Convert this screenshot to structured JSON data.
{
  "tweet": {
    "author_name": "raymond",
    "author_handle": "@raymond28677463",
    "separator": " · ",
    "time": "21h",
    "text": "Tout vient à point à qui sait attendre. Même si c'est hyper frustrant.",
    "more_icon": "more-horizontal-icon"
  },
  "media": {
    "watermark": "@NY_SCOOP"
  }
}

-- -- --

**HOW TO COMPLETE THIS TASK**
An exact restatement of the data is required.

**FINISHED EXERCISE**
Convert this screenshot to structured JSON data.
{
  "tweet": {
    "author_name": "raymond",
    "author_handle": "@raymond28677463",
    "separator": " · ",
    "time": "21h",
    "text": "Tout vient à point à qui sait attendre. Même si c'est hyper frustrant.",
    "more_icon": "more-horizontal-icon"
  },
  "media": {
    "watermark": "@NY_SCOOP"
  }
}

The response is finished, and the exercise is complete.